Other great news, it looks as though Meg White may be overcoming her anxiety. It's said that she showed up briefly during a Raconteurs concert. Maybe the White Stripes will tour again? They've already started working on another record. There have been rumors of another Jack White band as well, so lots of things to anticipate from them. He's also working with Alicia Keys on the theme song to the new James Bond movie. Weird pairing, no? I'm still excited to hear it.

Sunday, June 29, 2008

To Zune Marketplace Users

It's not a mixtape if it's comprised of seven-song chunks from only two artists.

Saturday, June 14, 2008

Setting Things Straight

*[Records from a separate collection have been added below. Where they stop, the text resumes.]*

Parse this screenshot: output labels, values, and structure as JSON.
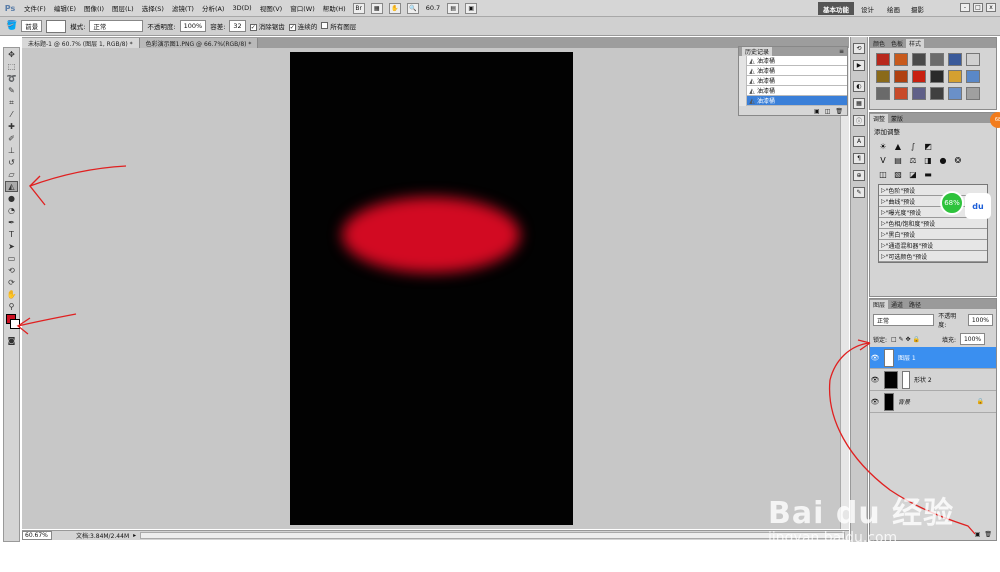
{
  "app": {
    "logo": "Ps"
  },
  "menu": [
    "文件(F)",
    "编辑(E)",
    "图像(I)",
    "图层(L)",
    "选择(S)",
    "滤镜(T)",
    "分析(A)",
    "3D(D)",
    "视图(V)",
    "窗口(W)",
    "帮助(H)"
  ],
  "menubar": {
    "zoom": "60.7",
    "workspaces": [
      "基本功能",
      "设计",
      "绘画",
      "摄影"
    ],
    "window_buttons": [
      "-",
      "□",
      "x"
    ]
  },
  "options": {
    "fill": "前景",
    "mode_label": "模式:",
    "mode_value": "正常",
    "opacity_label": "不透明度:",
    "opacity_value": "100%",
    "tolerance_label": "容差:",
    "tolerance_value": "32",
    "antialias": "消除锯齿",
    "contiguous": "连续的",
    "all_layers": "所有图层"
  },
  "tabs": [
    {
      "label": "未标题-1 @ 60.7% (图层 1, RGB/8) *"
    },
    {
      "label": "色彩演示图1.PNG @ 66.7%(RGB/8) *"
    }
  ],
  "status": {
    "zoom": "60.67%",
    "doc": "文档:3.84M/2.44M"
  },
  "history": {
    "tabs": [
      "历史记录"
    ],
    "items": [
      "油漆桶",
      "油漆桶",
      "油漆桶",
      "油漆桶",
      "油漆桶"
    ]
  },
  "styles_panel": {
    "tabs": [
      "颜色",
      "色板",
      "样式"
    ],
    "swatch_colors": [
      "#b8281c",
      "#c85a1c",
      "#4a4a4a",
      "#6b6b6b",
      "#3a5a9a",
      "#d0d0d0",
      "#8a6a1a",
      "#b04010",
      "#c82010",
      "#2a2a2a",
      "#d4a030",
      "#5a88c8",
      "#6a6a6a",
      "#c84a2a",
      "#606088",
      "#404040",
      "#6a90c8",
      "#a0a0a0"
    ]
  },
  "adjustments": {
    "tabs": [
      "调整",
      "蒙版"
    ],
    "title": "添加调整",
    "presets": [
      "\"色阶\"预设",
      "\"曲线\"预设",
      "\"曝光度\"预设",
      "\"色相/饱和度\"预设",
      "\"黑白\"预设",
      "\"通道混和器\"预设",
      "\"可选颜色\"预设"
    ]
  },
  "layers": {
    "tabs": [
      "图层",
      "通道",
      "路径"
    ],
    "blend_mode": "正常",
    "opacity_label": "不透明度:",
    "opacity_value": "100%",
    "lock_label": "锁定:",
    "fill_label": "填充:",
    "fill_value": "100%",
    "items": [
      {
        "name": "图层 1"
      },
      {
        "name": "形状 2"
      },
      {
        "name": "背景"
      }
    ]
  },
  "badges": {
    "green": "68%",
    "baidu": "du",
    "orange": "68"
  },
  "watermark": {
    "brand": "Bai du 经验",
    "url": "jingyan.baidu.com"
  },
  "colors": {
    "foreground": "#cc1021",
    "blob": "#d20a22",
    "selection": "#3a8ff0",
    "annotation": "#e02020"
  }
}
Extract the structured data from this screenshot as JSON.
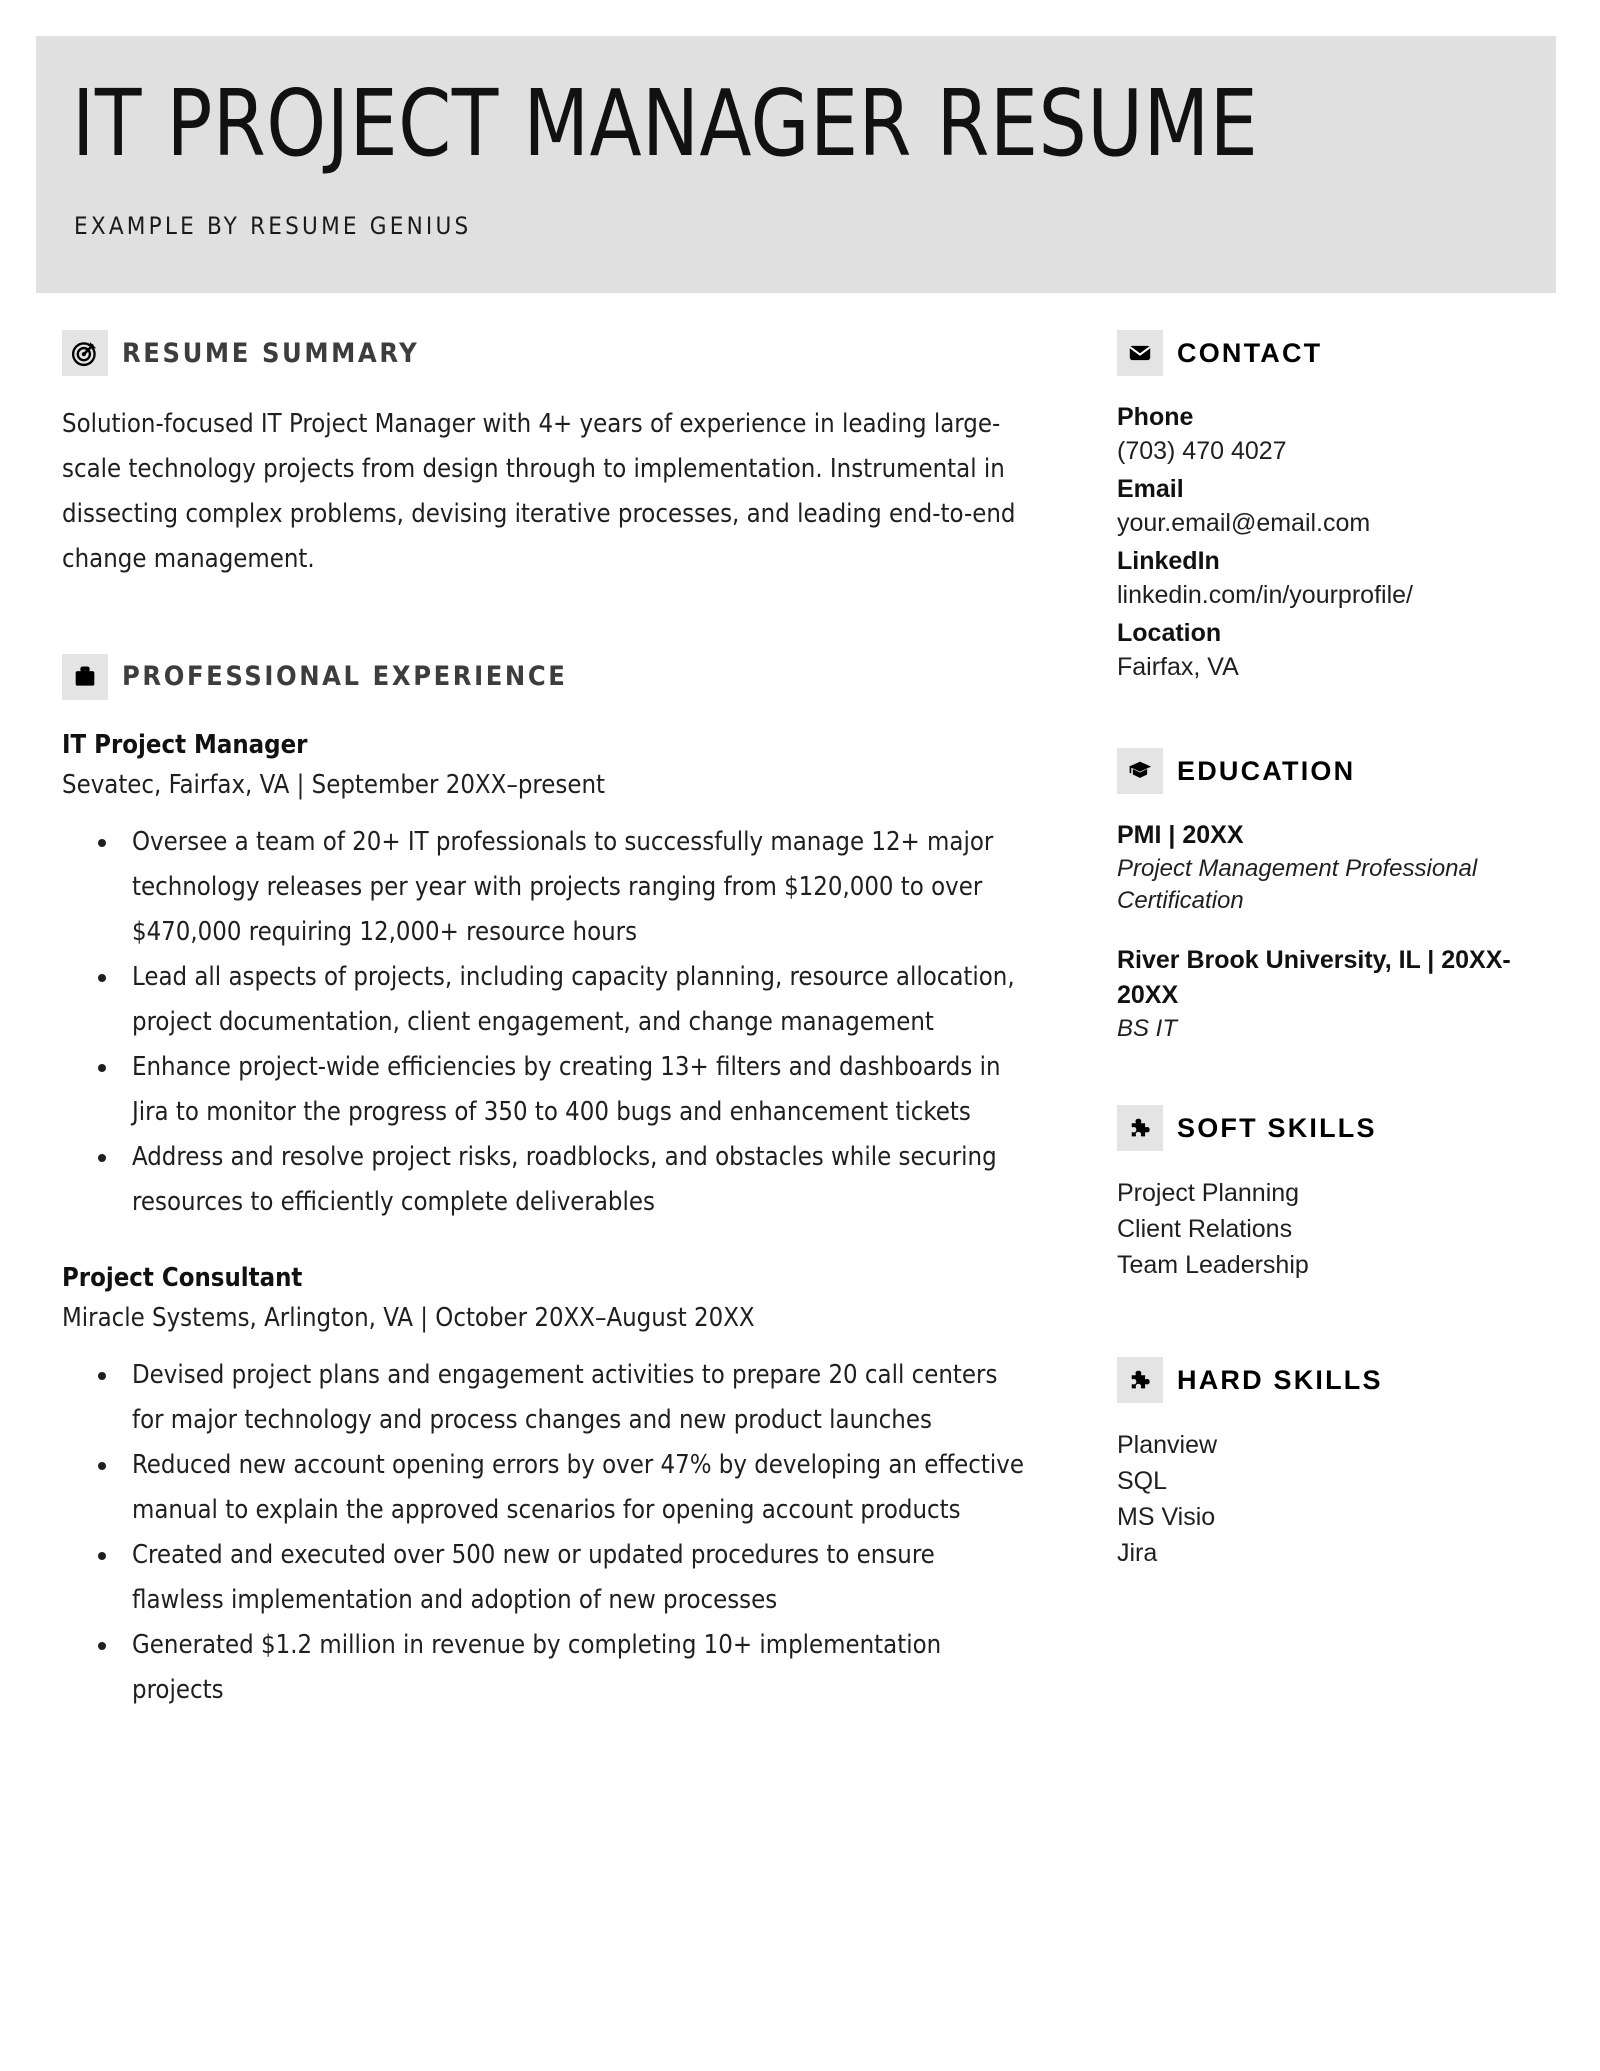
{
  "header": {
    "title": "IT PROJECT MANAGER RESUME",
    "subtitle": "EXAMPLE BY RESUME GENIUS",
    "band_color": "#e0e0e0"
  },
  "theme": {
    "icon_box_color": "#e4e4e4",
    "main_heading_color": "#3d3d3d",
    "side_heading_color": "#000000",
    "body_color": "#1f1f1f"
  },
  "main": {
    "summary": {
      "icon": "target-icon",
      "heading": "RESUME SUMMARY",
      "text": "Solution-focused IT Project Manager with 4+ years of experience in leading large-scale technology projects from design through to implementation. Instrumental in dissecting complex problems, devising iterative processes, and leading end-to-end change management."
    },
    "experience": {
      "icon": "briefcase-icon",
      "heading": "PROFESSIONAL EXPERIENCE",
      "jobs": [
        {
          "title": "IT Project Manager",
          "meta": "Sevatec, Fairfax, VA | September 20XX–present",
          "bullets": [
            "Oversee a team of 20+ IT professionals to successfully manage 12+ major technology releases per year with projects ranging from $120,000 to over $470,000 requiring 12,000+ resource hours",
            "Lead all aspects of projects, including capacity planning, resource allocation, project documentation, client engagement, and change management",
            "Enhance project-wide efficiencies by creating 13+ filters and dashboards in Jira to monitor the progress of 350 to 400 bugs and enhancement tickets",
            "Address and resolve project risks, roadblocks, and obstacles while securing resources to efficiently complete deliverables"
          ]
        },
        {
          "title": "Project Consultant",
          "meta": "Miracle Systems, Arlington, VA | October 20XX–August 20XX",
          "bullets": [
            "Devised project plans and engagement activities to prepare 20 call centers for major technology and process changes and new product launches",
            "Reduced new account opening errors by over 47% by developing an effective manual to explain the approved scenarios for opening account products",
            "Created and executed over 500 new or updated procedures to ensure flawless implementation and adoption of new processes",
            "Generated $1.2 million in revenue by completing 10+ implementation projects"
          ]
        }
      ]
    }
  },
  "sidebar": {
    "contact": {
      "icon": "envelope-icon",
      "heading": "CONTACT",
      "fields": [
        {
          "label": "Phone",
          "value": "(703) 470 4027"
        },
        {
          "label": "Email",
          "value": "your.email@email.com"
        },
        {
          "label": "LinkedIn",
          "value": "linkedin.com/in/yourprofile/"
        },
        {
          "label": "Location",
          "value": "Fairfax, VA"
        }
      ]
    },
    "education": {
      "icon": "graduation-cap-icon",
      "heading": "EDUCATION",
      "entries": [
        {
          "name": "PMI | 20XX",
          "degree": "Project Management Professional Certification"
        },
        {
          "name": "River Brook University, IL | 20XX-20XX",
          "degree": "BS IT"
        }
      ]
    },
    "soft_skills": {
      "icon": "puzzle-piece-icon",
      "heading": "SOFT SKILLS",
      "items": [
        "Project Planning",
        "Client Relations",
        "Team Leadership"
      ]
    },
    "hard_skills": {
      "icon": "puzzle-piece-icon",
      "heading": "HARD SKILLS",
      "items": [
        "Planview",
        "SQL",
        "MS Visio",
        "Jira"
      ]
    }
  }
}
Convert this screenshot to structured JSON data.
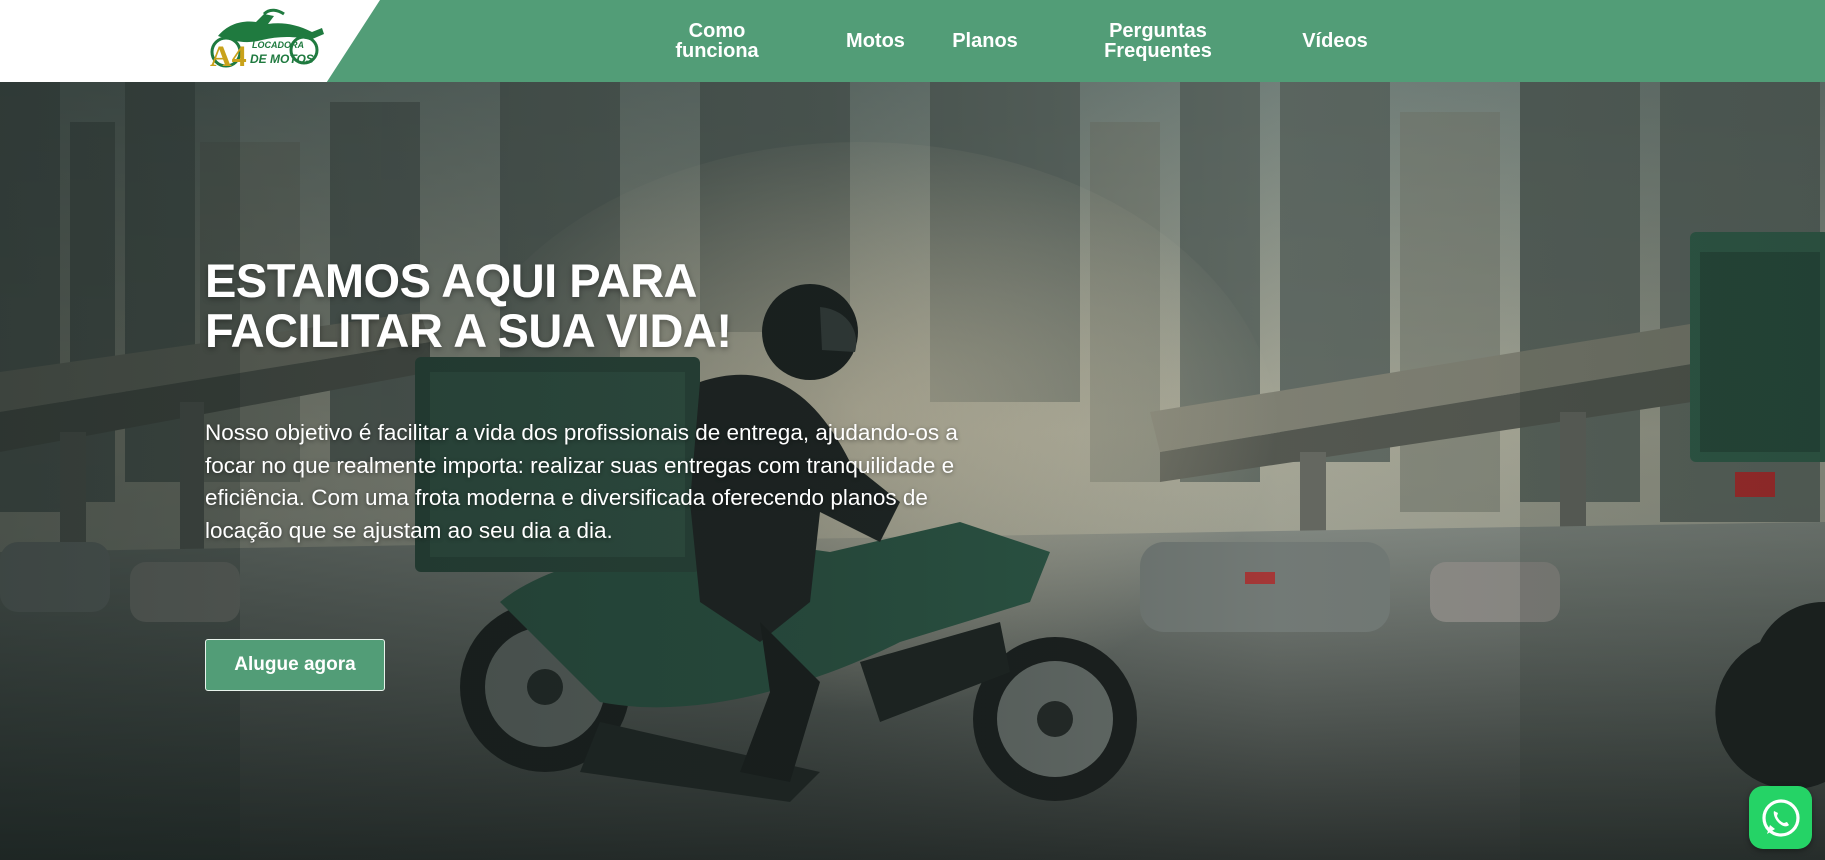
{
  "logo": {
    "mark": "A4",
    "line1": "LOCADORA",
    "line2": "DE MOTOS"
  },
  "nav": {
    "como_funciona": "Como funciona",
    "motos": "Motos",
    "planos": "Planos",
    "perguntas_line1": "Perguntas",
    "perguntas_line2": "Frequentes",
    "videos": "Vídeos"
  },
  "hero": {
    "title_line1": "ESTAMOS AQUI PARA",
    "title_line2": "FACILITAR A SUA VIDA!",
    "description": "Nosso objetivo é facilitar a vida dos profissionais de entrega, ajudando-os a focar no que realmente importa: realizar suas entregas com tranquilidade e eficiência. Com uma frota moderna e diversificada oferecendo planos de locação que se ajustam ao seu dia a dia.",
    "cta_label": "Alugue agora"
  },
  "floating": {
    "whatsapp_icon": "whatsapp-icon"
  },
  "colors": {
    "brand_green": "#529d77",
    "logo_green": "#1f7a3f",
    "logo_gold": "#c9a21b",
    "whatsapp": "#25d366"
  }
}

Weezer just put another color-titled album out and I'm enjoying it. Pretentious folks like to whine and complain about how badly Weezer has burned out since Pinkerton, but I really have to disagree. Nearly every one of their records has offered roughly the same fare (with the exception of some of Make Believe's weirder songs): pop songs with less-than-profound lyrics and incredibly catchy tunes. That's why you listen to Weezer. They're fun songs that you can sing along to, much like the ones Cuomo references in Pork and Beans. Honestly, I'm pretty sure he doesn't need Timbaland to help him figure that formula out. Maybe I'm outing myself here, but I still enjoy listening to the Green Album, Maldroit, and on occasion, even Make Believe. It's good music.

Sunday, May 25, 2008

New Music Site

Just to keep people informed, I have a new Myspace page for my music. If you're interested in hearing it, head over to and music should start playing automatically. It's not high quality, but it's a start.

Saturday, May 17, 2008

Great Show

Hey, I like this show a lot and I think you should check out their website. It would take a long time to sift through their archives, but I really appreciate that they keep the whole thing online. It's a great show if you like folk music.